The Conquest of Mexico, Part Two
"On Easter day, a little after midnight, I marched for the quarters of Narvaez... When I reached the city Narvaez had all his men in full armor, and the horses caparisoned, in complete readiness, and two hundred men guarded every square... In one of these towers were Narvaes was quartered, the staircase was defended by ninteen matchlocks; but we mounted it with such rapidity that they had not time to put fire to more than one of the pieces, which, it pleased God, did not go off, nor occasion any injury. So our men ascended the tower until they reached the apartment of Narvaez, where he and about fifty of his men fought with alguazil mayor and the rest that had gone up, and although the latter called upon them many times to surrender to your Highness, they refused until the building was set on fire, when they last gave in."
"The procession began, and everyone went into the temple patio in order to dance "The Dance of the Snake."... If anyone showed disobedience or was not in his proper order, they struck him in the hips, on the legs, and on the shoulders.
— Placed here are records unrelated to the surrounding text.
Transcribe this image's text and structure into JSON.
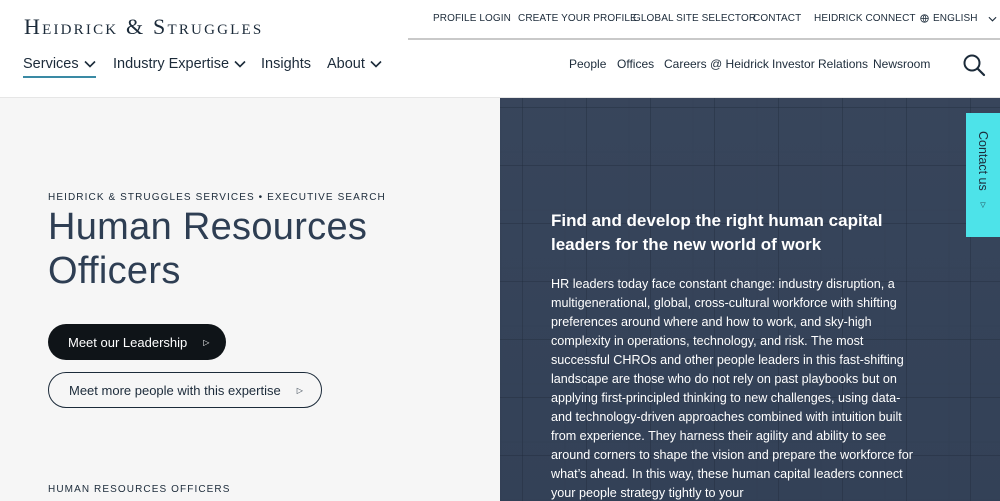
{
  "header": {
    "logo_text": "Heidrick & Struggles",
    "utility_links": [
      {
        "label": "PROFILE LOGIN"
      },
      {
        "label": "CREATE YOUR PROFILE"
      },
      {
        "label": "GLOBAL SITE SELECTOR"
      },
      {
        "label": "CONTACT"
      },
      {
        "label": "HEIDRICK CONNECT"
      }
    ],
    "language": "ENGLISH",
    "main_nav": [
      {
        "label": "Services",
        "has_dropdown": true,
        "active": true
      },
      {
        "label": "Industry Expertise",
        "has_dropdown": true
      },
      {
        "label": "Insights",
        "has_dropdown": false
      },
      {
        "label": "About",
        "has_dropdown": true
      }
    ],
    "secondary_nav": [
      {
        "label": "People"
      },
      {
        "label": "Offices"
      },
      {
        "label": "Careers @ Heidrick"
      },
      {
        "label": "Investor Relations"
      },
      {
        "label": "Newsroom"
      }
    ],
    "search_icon": "search-icon"
  },
  "hero": {
    "eyebrow": "HEIDRICK & STRUGGLES SERVICES • EXECUTIVE SEARCH",
    "title": "Human Resources Officers",
    "primary_button": "Meet our Leadership",
    "secondary_button": "Meet more people with this expertise",
    "section_label": "HUMAN RESOURCES OFFICERS"
  },
  "panel": {
    "headline": "Find and develop the right human capital leaders for the new world of work",
    "body": "HR leaders today face constant change: industry disruption, a multigenerational, global, cross-cultural workforce with shifting preferences around where and how to work, and sky-high complexity in operations, technology, and risk. The most successful CHROs and other people leaders in this fast-shifting landscape are those who do not rely on past playbooks but on applying first-principled thinking to new challenges, using data- and technology-driven approaches combined with intuition built from experience. They harness their agility and ability to see around corners to shape the vision and prepare the workforce for what’s ahead. In this way, these human capital leaders connect your people strategy tightly to your"
  },
  "contact_tab": {
    "label": "Contact us"
  },
  "colors": {
    "navy": "#1c2b3a",
    "accent_teal": "#3a8aa4",
    "contact_cyan": "#4de3e9",
    "panel_slate": "#3c4a60"
  }
}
Then they violently tossed him out of the patio, beating him and shoving him to the ground, and they dragged him outside with his face in the dirt by the ears... At this time, when everyone was enjoying the fiesta, when everyone was already dancing, when everyone was already singing, when song was linked to song and the songs roared like waves, in that precise moment the Spaniards determined to kill people. They came to the patio, armed for battle."
"Some tried to escape, but the Spaniards murdered them at the gates while they laughed. Others climbed the walls, but they could not save themselves. Others lay down among the victims and pretended to be dead. But if they stood up again they (the Spaniards) would see them and kill them... Then a roar was heard, screams, people wailed, as they beat their palms against their lips. Quickly the captains assembled, as if planned in advance, and carried their spears and shields. Then the battle began. (The Aztecs) attacked them with arrows and even javelins, used for hunting birds. They furiously hurled their javelins (at the Spaniards)."
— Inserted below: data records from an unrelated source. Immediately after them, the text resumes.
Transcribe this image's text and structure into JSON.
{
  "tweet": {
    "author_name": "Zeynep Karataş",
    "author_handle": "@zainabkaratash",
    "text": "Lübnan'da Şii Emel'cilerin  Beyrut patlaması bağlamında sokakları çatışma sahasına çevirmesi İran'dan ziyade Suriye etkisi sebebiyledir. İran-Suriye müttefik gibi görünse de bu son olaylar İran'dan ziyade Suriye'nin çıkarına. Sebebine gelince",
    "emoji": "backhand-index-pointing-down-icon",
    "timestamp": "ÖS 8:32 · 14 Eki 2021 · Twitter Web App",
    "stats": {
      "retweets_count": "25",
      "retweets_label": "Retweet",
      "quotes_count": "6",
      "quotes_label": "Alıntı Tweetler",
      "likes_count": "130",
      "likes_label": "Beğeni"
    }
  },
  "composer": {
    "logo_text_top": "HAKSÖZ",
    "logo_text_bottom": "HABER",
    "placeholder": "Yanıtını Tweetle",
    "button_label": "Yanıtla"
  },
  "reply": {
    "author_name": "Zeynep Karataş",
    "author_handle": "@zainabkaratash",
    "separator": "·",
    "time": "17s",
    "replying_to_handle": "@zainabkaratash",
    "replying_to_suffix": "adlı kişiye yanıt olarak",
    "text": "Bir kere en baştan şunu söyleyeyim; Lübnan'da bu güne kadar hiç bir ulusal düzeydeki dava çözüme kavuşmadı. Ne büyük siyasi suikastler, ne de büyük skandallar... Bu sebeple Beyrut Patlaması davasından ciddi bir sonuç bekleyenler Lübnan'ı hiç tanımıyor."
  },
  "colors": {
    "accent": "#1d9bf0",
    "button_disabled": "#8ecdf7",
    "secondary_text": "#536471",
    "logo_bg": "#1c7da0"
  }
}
"(t)he Indians had attacked the garrison on all sides, and set fire to it in many places; that they had sunk mines about it, placing our people in imminent danger; all of whom would perish, unless Moctezuma should command the hostile operations to cease... It was added, that a great part of their supplies had been forcibly seized, and that the enemy had burned the four brigantines (ships) I had built there; and finally, that our people were in extreme distress, and begged me to come to their aid with the greatest possible haste."
"I caused him (Moctezuma) to be taken up, and when he reached a battlement projecting from the fortress, and sought an opportunity to address the people who were fighting in that quarter, a stone thrown by some one of his own subjects struck him on the head with so much force that he died three days later. I then gave his dead body to two indians who were amongst the prisoners and taking it upon their shoulders, they bore it away to his people; what afterwards became of it I know not."
"The Spaniards tossed the bodies of Moctezuma and Itzquauhtzin, who had died, on a place near the waters edge called Teoayoc... they hurried to take Moctezuma up in their arms and brought him to a place called Copulco. There they placed him on a wooden pyre and set fire to it... and while the body of Moctezuma burned, some people, angry and without good will, chided him... And many others cursed him, screamed, lamented, and shook their heads."
"I took all the gold and jewels belonging to your majesty... and placed them in one apartment... and I begged and desired the alcaldes, regidores, and all the people to aid me in removing and perserving this treasure; I gave up my mare to carry as much as she could bear; and I selected certain Spaniards, as well as my own servants as others, to accompany the gold and the mare..."
"And when the Spaniards arrived... it was as thought they had fallen off a precipice. They all fell... Soon the canal was completely full of them, full to the banks. But those who came at the rear just passed and crossed over on people, on bodies."
"Leaving the people who formed this advanced party, I returned to the rear, where I found troops hotly engaged; it is incalculable how much our people suffered... besides the loss of all the gold, jewels, cotton cloth, and many other things we had brought away including the artillery."
"(People) with the illness could not walk, they could only lay in their dwellings and sleeping places. They could not move; they could not stir; they could not change position, nor lie on one side, nor face down, nor on their backs. And when they sturred, they screamed. The pustules that covered people caused great desolation; a great many people died of them, and many just died of hunger; no one took care of others any longer."
Come back for Background History, Part Seven, coming December 15, 2015
Florentine Codex - https://www.historians.org/teaching-and-learning/classroom-content/teaching-and-learning-in-the-digital-age/the-conquest-of-mexico/florentine-codex
Letters from Cortes - https://www.historians.org/teaching-and-learning/classroom-content/teaching-and-learning-in-the-digital-age/the-conquest-of-mexico/letters-from-hernan-cortes
Book: Juan Rodriguez Cabrillo by Harry Kelsey - http://www.amazon.com/Rodriguez-Cabrillo-Huntington-Library-Classics/dp/0873281764
TTC Course: Maya to Aztec Ancient Mesoamerica revealed - http://www.thegreatcourses.com/courses/maya-to-aztec-ancient-mesoamerica-revealed.html